Dr Mae Jemison
Amigurumi Astronaut Crochet Pattern
Dr Mae Jemison became the first woman of colour in space on 12 September 1992, going into orbit on the Space Shuttle Endeavour. Graduating from Stanford with a BSc in chemical engineering, Jemison went on to become a medical doctor, getting her degree from Cornell Medical College. She worked as a general practitioner before joining the Peace Corps and working in Liberia and Sierra Leone for two years.
In 1987, Jemison applied to Nasa to become an astronaut, initially working at the Kennedy Space Centre
on the Shuttle’s computer software. Whilst in space on Mission STS-47, Jemison worked on two bone cell
experiments, as well as experiments on weightlessness and motion sickness.
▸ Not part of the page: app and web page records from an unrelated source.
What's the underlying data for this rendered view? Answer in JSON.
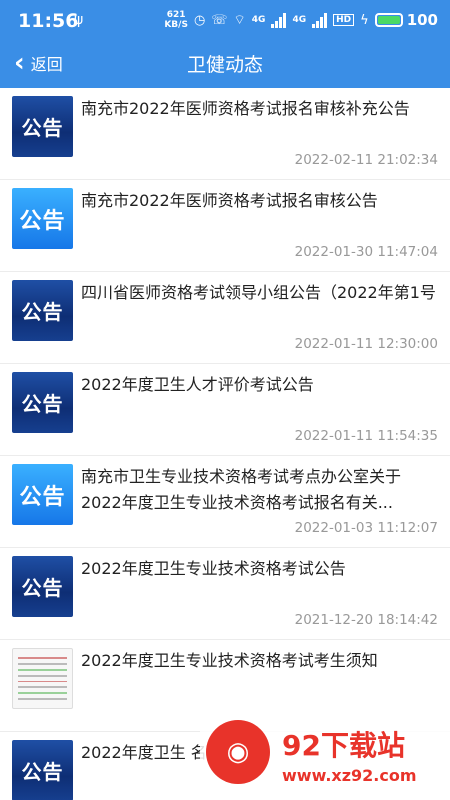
{
  "status_bar": {
    "time": "11:56",
    "net_speed_value": "621",
    "net_speed_unit": "KB/S",
    "network_1": "4G",
    "network_2": "4G",
    "hd": "HD",
    "battery": "100"
  },
  "navbar": {
    "back_label": "返回",
    "title": "卫健动态"
  },
  "items": [
    {
      "title": "南充市2022年医师资格考试报名审核补充公告",
      "date": "2022-02-11 21:02:34",
      "thumb_text": "公告",
      "thumb": "dark"
    },
    {
      "title": "南充市2022年医师资格考试报名审核公告",
      "date": "2022-01-30 11:47:04",
      "thumb_text": "公告",
      "thumb": "bright"
    },
    {
      "title": "四川省医师资格考试领导小组公告（2022年第1号",
      "date": "2022-01-11 12:30:00",
      "thumb_text": "公告",
      "thumb": "dark"
    },
    {
      "title": "2022年度卫生人才评价考试公告",
      "date": "2022-01-11 11:54:35",
      "thumb_text": "公告",
      "thumb": "dark"
    },
    {
      "title": "南充市卫生专业技术资格考试考点办公室关于2022年度卫生专业技术资格考试报名有关...",
      "date": "2022-01-03 11:12:07",
      "thumb_text": "公告",
      "thumb": "bright"
    },
    {
      "title": "2022年度卫生专业技术资格考试公告",
      "date": "2021-12-20 18:14:42",
      "thumb_text": "公告",
      "thumb": "dark"
    },
    {
      "title": "2022年度卫生专业技术资格考试考生须知",
      "date": "",
      "thumb_text": "",
      "thumb": "doc"
    },
    {
      "title": "2022年度卫生 名指南",
      "date": "",
      "thumb_text": "公告",
      "thumb": "dark"
    }
  ],
  "watermark": {
    "name": "92下载站",
    "url": "www.xz92.com"
  },
  "colors": {
    "header": "#3a8ee6",
    "battery": "#4cd964",
    "watermark": "#e8332a"
  }
}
She worked at Nasa for six years, and spent over 190 hours in space.
Having left Nasa, Jemison maintains an interest in space travel, and now runs the 100 Year Starship project investigating the kinds of technologies that would be required for interstellar travel. She has founded two technology companies, and the Dorothy Jemison Foundation for Excellence which promotes STEM education.
Download the PDF file of Dr Mae Jemison pattern below:
Dr Eugenie Clark
Amigurumi Ichthyologist Crochet Pattern
Dr Eugenie Clark, The Shark Lady, was a Japanese American ichthyologist who studied sharks and pioneered the use of scuba diving in marine biology.
In 1955, Clark founded a research base on Florida’s gulf coast, the Cape Haze Marine Laboratory (later the Mote Marine Laboratory), where she studied the behaviour, reproduction and anatomy of sharks and other fish, becoming an international authority.
She worked hard to dispel many of the myths around sharks and was the first person to train sharks, proving that they aren’t mindless killing machines but have a good memory and can learn tasks as well as a dog. She also discovered that the Moses sole secretes an effective shark repellent, and was the first scientist to develop “test tube babies” in female fish.
Clark was an avid marine conservationist and wrote two books, Lady with a Spear (1953) and The Lady and the Sharks (1969). She continued her work, learning to pilot a deep sea submersible at the age of 87, until just before her death in 2015, aged 92. You can read about Dr Helen Scales’ encounter with Dr Eugenie Clark on her website or buy A Passion for Science: Tales of Discovery and Invention from Amazon.
Dr Anandibai Joshi
Amigurumi Medical Doctor Crochet Pattern
Dr Anandibai Joshi (or Joshee) was the first Indian woman to become a medical doctor, the first Brahmin woman to leave India to obtain an education, and possibly the first Indian woman to visit America.
Born in Kalyan, Maharashtra in 1865, at nine she was married to Gopalrao Joshi, a widower 20 years her senior. She was 14 when she gave birth to her first child, a son, though he died after just ten days.
Gopalrao encouraged Anandi, as he called her, to learn English and suggested she study medicine. He eventually sent her to America on her own, despite her declining health, and despite disapproval from her townsfolk at home. At Serampore College she gave a speech defending her choice, describing the persecution she and her husband had endured, and emphasising the need for Hindu women doctors.
Joshi arrived in New York in 1883 and applied to the Women’s Medical College of Pennsylvania. She won a three year scholarship of $600 per year, and wrote her dissertation on “Obstetrics among the Aryan Hindoos”.
She graduated “with high honours” and “received quite an ovation” on 11 March 1886, at a ceremony attended by her husband. She also received congratulations from Queen Victoria.
She was offered the position of physician-in-charge of the female ward at Albert Edward Hospital in Kolhapur, where she would also be able to train female students. But she would never take up this position, nor would she open the medical college for women in India as she had dreamed.
The tuberculosis which she had contracted before she left for America worsened, and she died in her mother’s arms, aged 21, on 26 February 1887.